> WHAT IS NEEDED:
Please find every line below that includes "this" and report how many there are. Nothing else is needed.

┌─ WORKING DATA

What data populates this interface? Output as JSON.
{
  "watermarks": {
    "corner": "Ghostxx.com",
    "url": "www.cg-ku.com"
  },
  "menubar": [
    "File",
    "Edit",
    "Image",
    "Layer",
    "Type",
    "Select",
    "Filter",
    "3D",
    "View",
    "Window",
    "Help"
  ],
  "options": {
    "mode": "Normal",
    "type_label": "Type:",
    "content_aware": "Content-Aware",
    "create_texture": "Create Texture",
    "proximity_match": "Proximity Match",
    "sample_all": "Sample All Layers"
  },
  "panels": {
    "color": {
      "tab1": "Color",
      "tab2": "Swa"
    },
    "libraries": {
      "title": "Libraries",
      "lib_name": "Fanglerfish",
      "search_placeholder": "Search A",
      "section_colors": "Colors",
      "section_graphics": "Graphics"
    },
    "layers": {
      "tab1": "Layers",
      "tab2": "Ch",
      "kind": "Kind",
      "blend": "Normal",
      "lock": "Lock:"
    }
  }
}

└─
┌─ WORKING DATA

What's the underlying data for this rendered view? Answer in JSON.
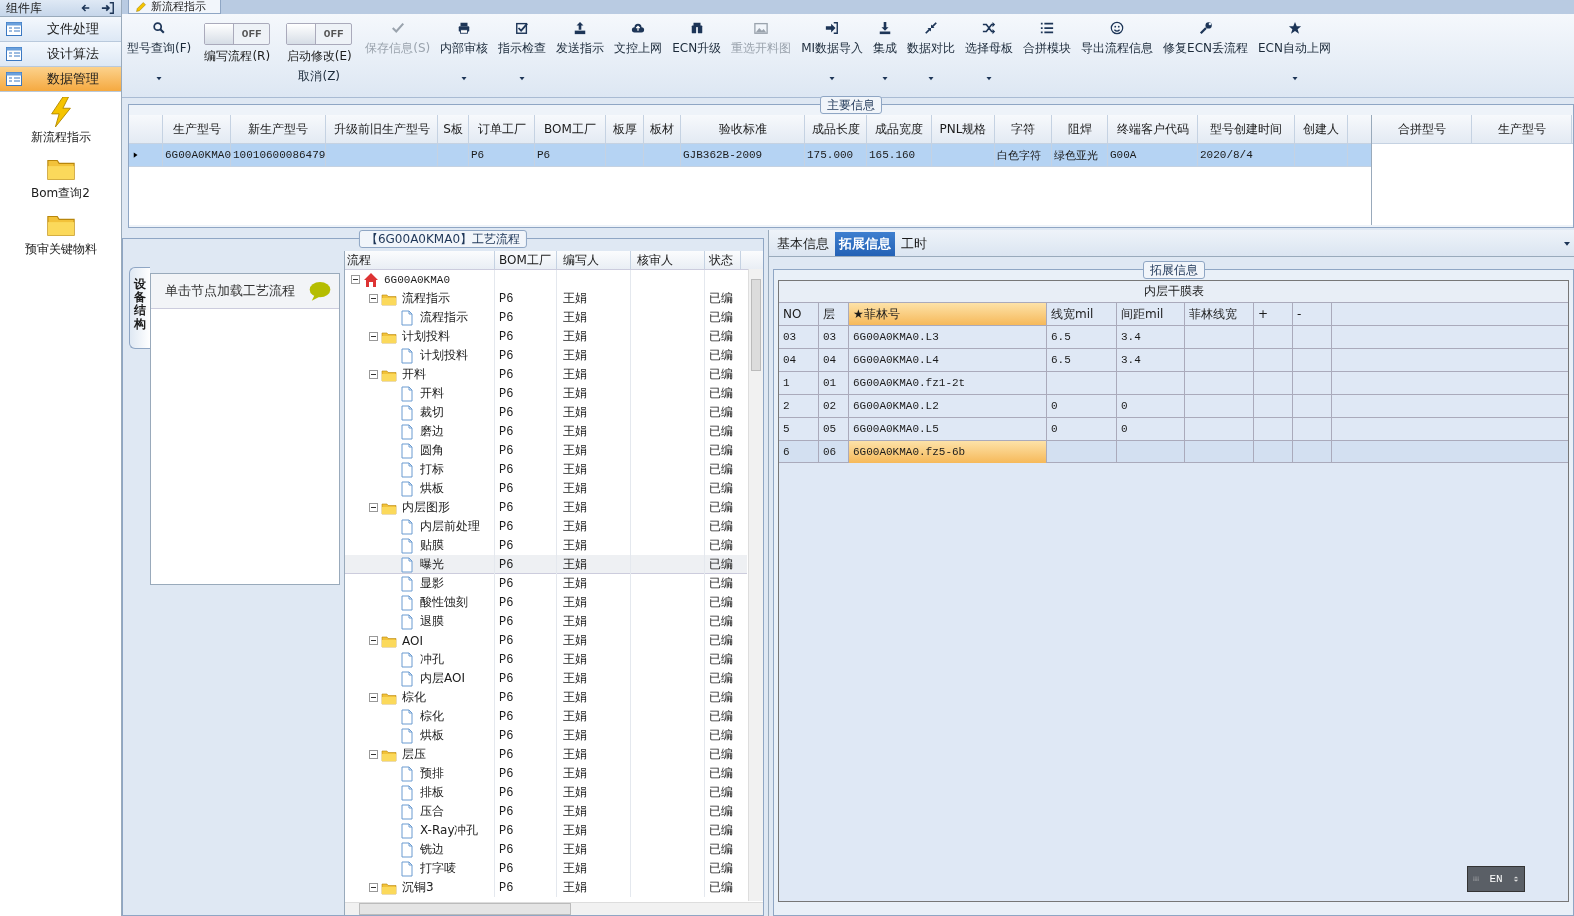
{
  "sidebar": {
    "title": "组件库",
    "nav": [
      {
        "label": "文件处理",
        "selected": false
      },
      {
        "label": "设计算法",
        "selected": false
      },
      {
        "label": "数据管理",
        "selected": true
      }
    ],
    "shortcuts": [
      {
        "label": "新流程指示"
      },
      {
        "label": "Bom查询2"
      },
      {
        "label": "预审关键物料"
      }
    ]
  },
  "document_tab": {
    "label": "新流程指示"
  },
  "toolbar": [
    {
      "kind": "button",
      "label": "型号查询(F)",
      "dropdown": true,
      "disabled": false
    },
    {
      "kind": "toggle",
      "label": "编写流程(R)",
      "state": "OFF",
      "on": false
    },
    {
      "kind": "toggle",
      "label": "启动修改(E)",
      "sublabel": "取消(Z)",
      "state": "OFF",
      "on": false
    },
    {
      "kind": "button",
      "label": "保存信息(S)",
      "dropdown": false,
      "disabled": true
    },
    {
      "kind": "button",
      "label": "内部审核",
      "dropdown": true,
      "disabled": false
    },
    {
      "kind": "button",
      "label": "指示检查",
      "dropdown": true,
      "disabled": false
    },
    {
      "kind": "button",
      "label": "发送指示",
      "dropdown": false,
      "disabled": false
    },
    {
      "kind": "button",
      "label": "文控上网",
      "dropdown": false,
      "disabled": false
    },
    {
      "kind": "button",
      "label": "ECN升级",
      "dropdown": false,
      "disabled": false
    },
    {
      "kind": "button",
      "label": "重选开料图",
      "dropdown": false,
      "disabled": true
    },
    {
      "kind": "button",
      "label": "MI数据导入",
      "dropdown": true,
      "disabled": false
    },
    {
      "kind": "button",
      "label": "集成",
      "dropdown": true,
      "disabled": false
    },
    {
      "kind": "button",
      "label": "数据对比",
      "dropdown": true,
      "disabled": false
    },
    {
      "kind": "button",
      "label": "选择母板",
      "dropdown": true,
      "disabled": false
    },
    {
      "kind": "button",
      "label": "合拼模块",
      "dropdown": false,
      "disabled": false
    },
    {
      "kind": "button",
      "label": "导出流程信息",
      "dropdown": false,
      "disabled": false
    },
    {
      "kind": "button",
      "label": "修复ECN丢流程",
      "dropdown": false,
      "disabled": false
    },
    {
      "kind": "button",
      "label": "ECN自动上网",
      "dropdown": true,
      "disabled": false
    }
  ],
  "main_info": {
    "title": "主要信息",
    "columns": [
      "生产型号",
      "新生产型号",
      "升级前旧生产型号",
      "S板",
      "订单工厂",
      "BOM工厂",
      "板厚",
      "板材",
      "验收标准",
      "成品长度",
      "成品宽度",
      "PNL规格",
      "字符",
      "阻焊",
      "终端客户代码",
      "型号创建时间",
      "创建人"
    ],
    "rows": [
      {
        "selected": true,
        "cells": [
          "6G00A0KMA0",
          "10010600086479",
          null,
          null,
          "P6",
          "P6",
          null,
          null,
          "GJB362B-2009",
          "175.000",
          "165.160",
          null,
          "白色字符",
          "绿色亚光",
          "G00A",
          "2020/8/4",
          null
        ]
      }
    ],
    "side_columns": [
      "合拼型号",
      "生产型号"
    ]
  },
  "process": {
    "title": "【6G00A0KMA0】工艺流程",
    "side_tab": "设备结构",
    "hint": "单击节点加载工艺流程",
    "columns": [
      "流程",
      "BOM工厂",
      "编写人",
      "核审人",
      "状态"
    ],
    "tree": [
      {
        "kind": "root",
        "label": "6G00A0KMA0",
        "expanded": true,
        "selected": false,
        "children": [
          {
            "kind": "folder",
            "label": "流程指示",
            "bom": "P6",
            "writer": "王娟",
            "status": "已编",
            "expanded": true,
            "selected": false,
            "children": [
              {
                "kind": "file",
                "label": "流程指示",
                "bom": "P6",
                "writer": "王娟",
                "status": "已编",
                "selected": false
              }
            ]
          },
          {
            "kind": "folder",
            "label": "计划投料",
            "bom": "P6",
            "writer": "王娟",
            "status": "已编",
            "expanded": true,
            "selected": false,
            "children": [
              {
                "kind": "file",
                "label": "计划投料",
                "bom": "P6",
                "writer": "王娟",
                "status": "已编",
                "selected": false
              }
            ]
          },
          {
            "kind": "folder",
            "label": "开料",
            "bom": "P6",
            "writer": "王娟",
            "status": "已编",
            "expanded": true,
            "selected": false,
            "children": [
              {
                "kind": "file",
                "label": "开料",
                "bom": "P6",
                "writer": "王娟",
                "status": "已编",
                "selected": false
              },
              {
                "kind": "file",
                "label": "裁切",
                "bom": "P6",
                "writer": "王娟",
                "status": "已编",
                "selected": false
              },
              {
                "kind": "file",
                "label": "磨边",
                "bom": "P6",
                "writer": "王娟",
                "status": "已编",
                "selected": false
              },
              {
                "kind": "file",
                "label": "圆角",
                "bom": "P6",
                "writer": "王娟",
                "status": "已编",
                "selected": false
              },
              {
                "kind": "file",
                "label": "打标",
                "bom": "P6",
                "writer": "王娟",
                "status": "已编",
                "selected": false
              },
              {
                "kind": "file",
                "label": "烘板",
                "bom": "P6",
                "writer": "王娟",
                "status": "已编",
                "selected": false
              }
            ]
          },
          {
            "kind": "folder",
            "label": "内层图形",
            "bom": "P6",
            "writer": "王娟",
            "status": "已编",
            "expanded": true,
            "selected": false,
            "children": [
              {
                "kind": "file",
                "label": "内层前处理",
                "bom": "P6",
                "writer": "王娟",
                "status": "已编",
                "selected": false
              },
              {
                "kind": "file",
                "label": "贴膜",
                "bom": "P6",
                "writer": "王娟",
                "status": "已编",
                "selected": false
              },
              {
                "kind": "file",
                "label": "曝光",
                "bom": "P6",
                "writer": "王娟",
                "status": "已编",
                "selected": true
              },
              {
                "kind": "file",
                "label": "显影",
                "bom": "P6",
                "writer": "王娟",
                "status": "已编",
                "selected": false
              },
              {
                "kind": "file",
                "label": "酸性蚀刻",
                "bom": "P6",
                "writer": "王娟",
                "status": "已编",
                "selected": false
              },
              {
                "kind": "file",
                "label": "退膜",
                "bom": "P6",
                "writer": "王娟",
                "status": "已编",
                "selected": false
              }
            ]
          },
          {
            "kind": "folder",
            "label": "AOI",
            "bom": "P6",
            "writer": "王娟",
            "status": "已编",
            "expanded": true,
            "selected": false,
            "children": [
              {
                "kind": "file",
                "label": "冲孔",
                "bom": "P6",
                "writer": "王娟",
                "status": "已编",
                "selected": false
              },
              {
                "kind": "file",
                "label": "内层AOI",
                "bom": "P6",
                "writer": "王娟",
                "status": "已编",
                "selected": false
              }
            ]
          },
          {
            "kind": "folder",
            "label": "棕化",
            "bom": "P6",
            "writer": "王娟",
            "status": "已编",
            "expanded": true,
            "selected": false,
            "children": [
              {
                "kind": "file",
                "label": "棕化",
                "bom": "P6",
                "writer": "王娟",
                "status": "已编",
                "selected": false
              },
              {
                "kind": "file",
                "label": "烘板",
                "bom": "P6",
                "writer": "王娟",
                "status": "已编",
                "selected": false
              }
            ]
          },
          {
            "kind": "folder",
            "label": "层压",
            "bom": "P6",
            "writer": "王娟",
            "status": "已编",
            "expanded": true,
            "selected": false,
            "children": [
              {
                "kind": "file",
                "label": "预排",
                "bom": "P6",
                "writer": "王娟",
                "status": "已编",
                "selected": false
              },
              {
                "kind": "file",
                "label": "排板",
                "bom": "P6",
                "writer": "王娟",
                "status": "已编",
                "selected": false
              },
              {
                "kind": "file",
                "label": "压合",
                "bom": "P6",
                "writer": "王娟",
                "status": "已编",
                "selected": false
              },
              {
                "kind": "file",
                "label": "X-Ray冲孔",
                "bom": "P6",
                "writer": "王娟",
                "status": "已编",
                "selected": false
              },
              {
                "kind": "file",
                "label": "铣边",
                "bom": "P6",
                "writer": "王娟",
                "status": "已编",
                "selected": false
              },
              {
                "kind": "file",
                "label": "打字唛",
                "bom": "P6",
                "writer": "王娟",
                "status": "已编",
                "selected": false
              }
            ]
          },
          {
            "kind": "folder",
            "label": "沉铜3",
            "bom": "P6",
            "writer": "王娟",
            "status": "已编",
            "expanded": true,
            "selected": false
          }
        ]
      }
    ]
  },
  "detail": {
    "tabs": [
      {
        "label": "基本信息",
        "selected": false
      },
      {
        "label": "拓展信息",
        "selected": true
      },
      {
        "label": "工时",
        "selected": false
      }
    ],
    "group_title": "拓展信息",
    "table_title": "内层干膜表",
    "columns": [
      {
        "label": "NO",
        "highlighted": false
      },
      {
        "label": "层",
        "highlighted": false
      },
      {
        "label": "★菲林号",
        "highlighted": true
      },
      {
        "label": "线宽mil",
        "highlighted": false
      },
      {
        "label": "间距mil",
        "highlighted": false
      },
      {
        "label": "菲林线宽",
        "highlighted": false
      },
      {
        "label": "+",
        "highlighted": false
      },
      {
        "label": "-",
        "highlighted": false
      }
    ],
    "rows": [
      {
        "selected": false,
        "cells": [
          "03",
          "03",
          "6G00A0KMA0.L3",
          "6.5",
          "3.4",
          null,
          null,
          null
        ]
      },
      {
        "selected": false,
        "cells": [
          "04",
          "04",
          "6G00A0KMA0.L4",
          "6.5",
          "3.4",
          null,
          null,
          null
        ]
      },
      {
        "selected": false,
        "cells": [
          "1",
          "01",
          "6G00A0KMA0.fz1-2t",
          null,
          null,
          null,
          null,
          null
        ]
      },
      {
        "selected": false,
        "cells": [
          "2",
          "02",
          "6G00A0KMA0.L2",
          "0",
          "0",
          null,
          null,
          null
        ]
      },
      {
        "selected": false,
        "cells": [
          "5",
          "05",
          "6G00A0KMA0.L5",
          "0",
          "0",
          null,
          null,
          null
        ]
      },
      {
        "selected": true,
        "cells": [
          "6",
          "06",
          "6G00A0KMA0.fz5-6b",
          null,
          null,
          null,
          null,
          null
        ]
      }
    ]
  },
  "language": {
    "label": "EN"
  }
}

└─

> THE COMPLETED TASK:
2